These days, it’s hard to imagine communication media without using audio and video content. Moreover, all significant events are broadcast in live mode for a wide audience all over the world. Since this audience is constantly growing, it’s really important for content providers to be aware of the quality of their media stream delivery and know the breaking point of their streaming services. To make sure a streaming service can handle an expected audience, it’s a good idea to simulate a number of users accessing the media stream.

Load Testing Approaches

There are multiple ways that audio or video content can be delivered. Users can stream media in a web browser using any number of online media streaming services, such as YouTube or Netflix. On the other hand, media streams can be accessed via static URLs in a browser or in the media players that support network connection and external links, for example, the VLC media player. Therefore, the right load testing approach should be chosen to set up a load test correctly. In this article, we will focus on two main approaches for testing audio and video streaming service performance and scalability using LoadView:
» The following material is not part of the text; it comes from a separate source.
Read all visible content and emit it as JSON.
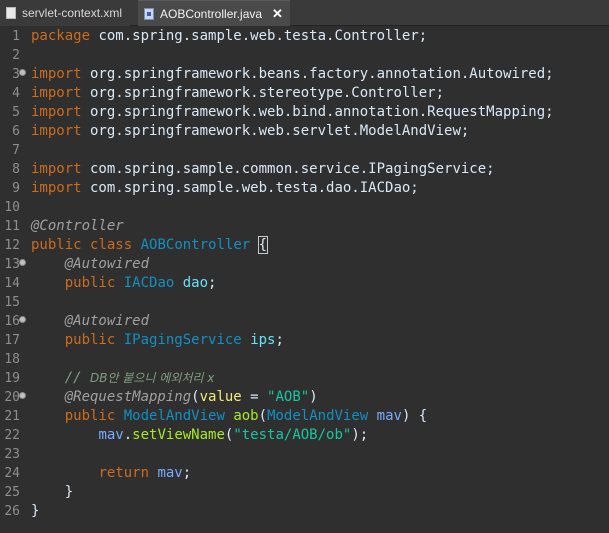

  • Streaming media load testing using an actual media resource path.
  • Real browser-based load testing.

Load Testing of Static, Link-based Streaming Media

Access to a stream source can be provided by a static RTP link to the media file. For example, the media source can be linked directly from the HTML, similar to the images on a web page. Generally, one can play a static stream in any browser that supports the corresponding codecs, or by a compatible online or desktop media player, such as Windows Media Player or VLC.

Example of static RTP links:,640x360_400,640x360_700,640x360_1000,950x540_1500,.f4v.csmil/master.m3u8

If you have a static RTP link to the media source file or playlist, it is recommended to set up a Streaming Media load test. LoadView will hit the static URL with a number of concurrent users trying to download the first 30 seconds of the stream. If the source server is unavailable, or the system failed to download the stream playback, an error will be generated.

Note that in some cases, a stream RTP link can be generated randomly by the server for each new streaming session and can’t be used as a static stream URL in load testing. In this case, select a real browser-based load testing strategy.

Real Browser-based Load Testing

Sometimes, a media file URL is not publicly available. For example, a media stream application can require authentication to play the stream. Since the stream URL is available for only logged in users, it will be refreshed every time when the authentication token expires. In terms of load testing, it means that you need to provide the user credentials to access the media stream file on each load test session.

At the same time, many media content providers use plugins or embedded native video players (e.g., proprietary YouTube player) to stream audio and video content. In this case, the link to the streaming source is not available directly from the page HTML.

In the cases when a static RTP link to a media source is not available, opt for web application UI testing in a real browser. For these purposes, LoadView provides the EveryStep Web Recorder to capture the video of media streaming in the browser window.

To create the load test, select the Web Applications load testing type and record the script:

  1. In the Everystep Web Recorder, navigate to the web page that contains a streaming media and select the play button to start streaming.
  2. Stop recording and click OK in the pop-up to skip playing the script.
  3. Go to the Script Code section in the Everystep Web Recorder, and right-click the last script line.
  4. From the inline menu, select Delay and set up the delay in the end of the script. The system will wait for the streaming playback during the specified time duration on a test run.
  5. Save the script and proceed with the load test scenario configuration.

To specify a the appropriate delay value, take into account the ramp-up rate of the number of concurrent users and the type of streaming. For example, in the case of testing a live stream, users tend to stream considerably longer than playing saved content. In general, the delay must be long enough to simulate concurrent streaming.

Once the load test has started, browse and review the media stream page. This approach allows you to catch any quality losses in audio or video under applied load as they appear for real users in real-time.